Your task >>
Your answer must be the exact lines from the one with "Give me the" to the end of the data, both included, with no pictures.

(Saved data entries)
######

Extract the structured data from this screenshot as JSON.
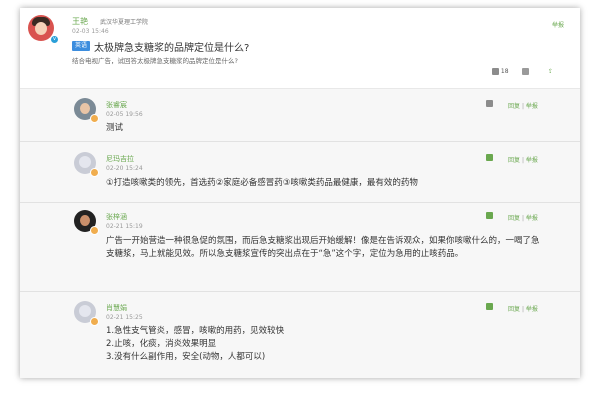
{
  "question": {
    "user": "王艳",
    "school": "武汉华夏理工学院",
    "date": "02-03 15:46",
    "tag": "英语",
    "title": "太极牌急支糖浆的品牌定位是什么?",
    "subtitle": "结合电视广告，试回答太极牌急支糖浆的品牌定位是什么?",
    "report": "举报",
    "likes": "18"
  },
  "comments": [
    {
      "user": "张睿宸",
      "date": "02-05 19:56",
      "text": "测试",
      "reply": "回复",
      "report": "举报",
      "avatar_style": "photo"
    },
    {
      "user": "尼玛吉拉",
      "date": "02-20 15:24",
      "text": "①打造咳嗽类的领先，首选药②家庭必备感冒药③咳嗽类药品最健康，最有效的药物",
      "reply": "回复",
      "report": "举报",
      "avatar_style": "default"
    },
    {
      "user": "张梓涵",
      "date": "02-21 15:19",
      "text": "广告一开始营造一种很急促的氛围，而后急支糖浆出现后开始缓解！像是在告诉观众，如果你咳嗽什么的，一喝了急支糖浆，马上就能见效。所以急支糖浆宣传的突出点在于“急”这个字，定位为急用的止咳药品。",
      "reply": "回复",
      "report": "举报",
      "avatar_style": "dark"
    },
    {
      "user": "肖慧娟",
      "date": "02-21 15:25",
      "text_lines": [
        "1.急性支气管炎，感冒，咳嗽的用药，见效较快",
        "2.止咳，化痰，消炎效果明显",
        "3.没有什么副作用，安全(动物，人都可以)"
      ],
      "reply": "回复",
      "report": "举报",
      "avatar_style": "default"
    }
  ]
}
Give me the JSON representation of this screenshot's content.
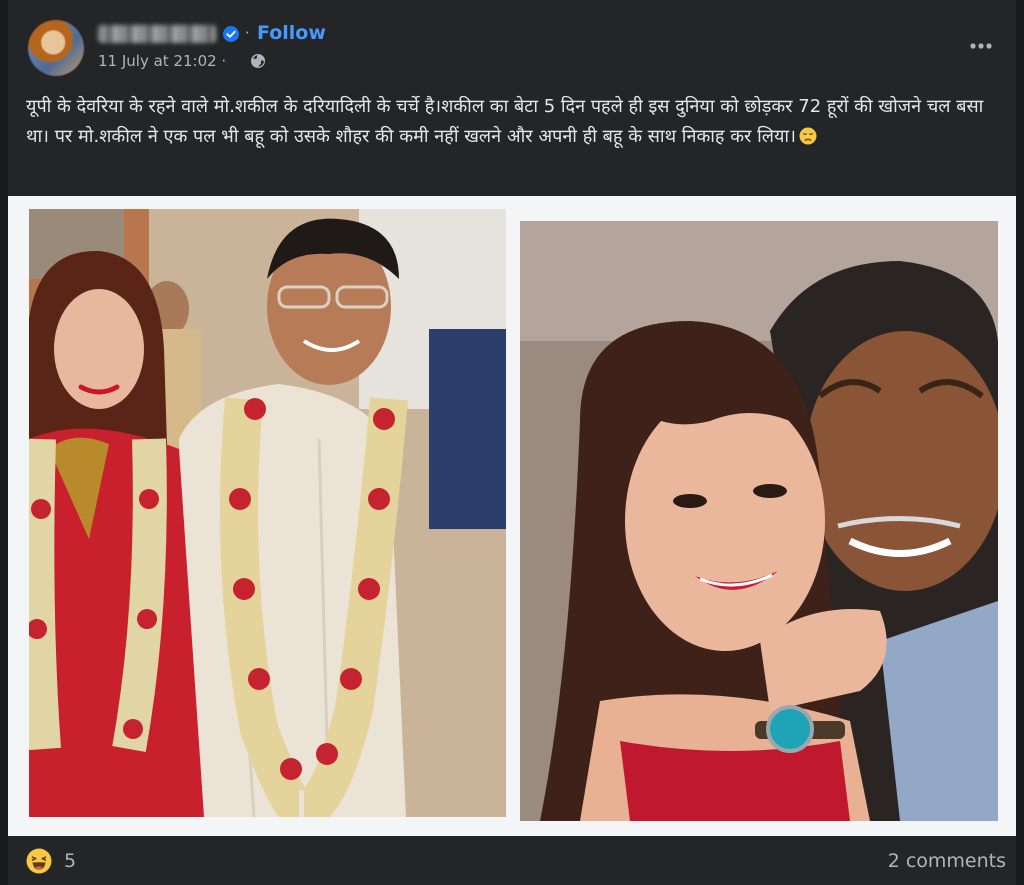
{
  "post": {
    "author_name": "Suraj Singh",
    "follow_label": "Follow",
    "separator": "·",
    "timestamp": "11 July at 21:02 ·",
    "privacy_icon": "globe-icon",
    "more_icon": "more-options-icon",
    "caption": "यूपी के देवरिया के रहने वाले मो.शकील के दरियादिली के चर्चे है।शकील का बेटा 5 दिन पहले ही इस दुनिया को छोड़कर 72 हूरों की खोजने चल बसा था। पर मो.शकील ने एक पल भी बहू को उसके शौहर की कमी नहीं खलने और अपनी ही बहू के साथ निकाह कर लिया।",
    "caption_emoji": "disappointed-face-emoji"
  },
  "reactions": {
    "icon": "haha-reaction-icon",
    "count": "5",
    "comments_label": "2 comments"
  },
  "colors": {
    "page_bg": "#18191a",
    "card_bg": "#242526",
    "text": "#e4e6eb",
    "muted": "#b0b3b8",
    "link": "#4599ff",
    "verified": "#1877f2"
  }
}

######

Reply >>
Give me the JSON representation of this screenshot's content.
{
  "post": {
    "author_name": "Suraj Singh",
    "follow_label": "Follow",
    "separator": "·",
    "timestamp": "11 July at 21:02 ·",
    "privacy_icon": "globe-icon",
    "more_icon": "more-options-icon",
    "caption": "यूपी के देवरिया के रहने वाले मो.शकील के दरियादिली के चर्चे है।शकील का बेटा 5 दिन पहले ही इस दुनिया को छोड़कर 72 हूरों की खोजने चल बसा था। पर मो.शकील ने एक पल भी बहू को उसके शौहर की कमी नहीं खलने और अपनी ही बहू के साथ निकाह कर लिया।",
    "caption_emoji": "disappointed-face-emoji"
  },
  "reactions": {
    "icon": "haha-reaction-icon",
    "count": "5",
    "comments_label": "2 comments"
  },
  "colors": {
    "page_bg": "#18191a",
    "card_bg": "#242526",
    "text": "#e4e6eb",
    "muted": "#b0b3b8",
    "link": "#4599ff",
    "verified": "#1877f2"
  }
}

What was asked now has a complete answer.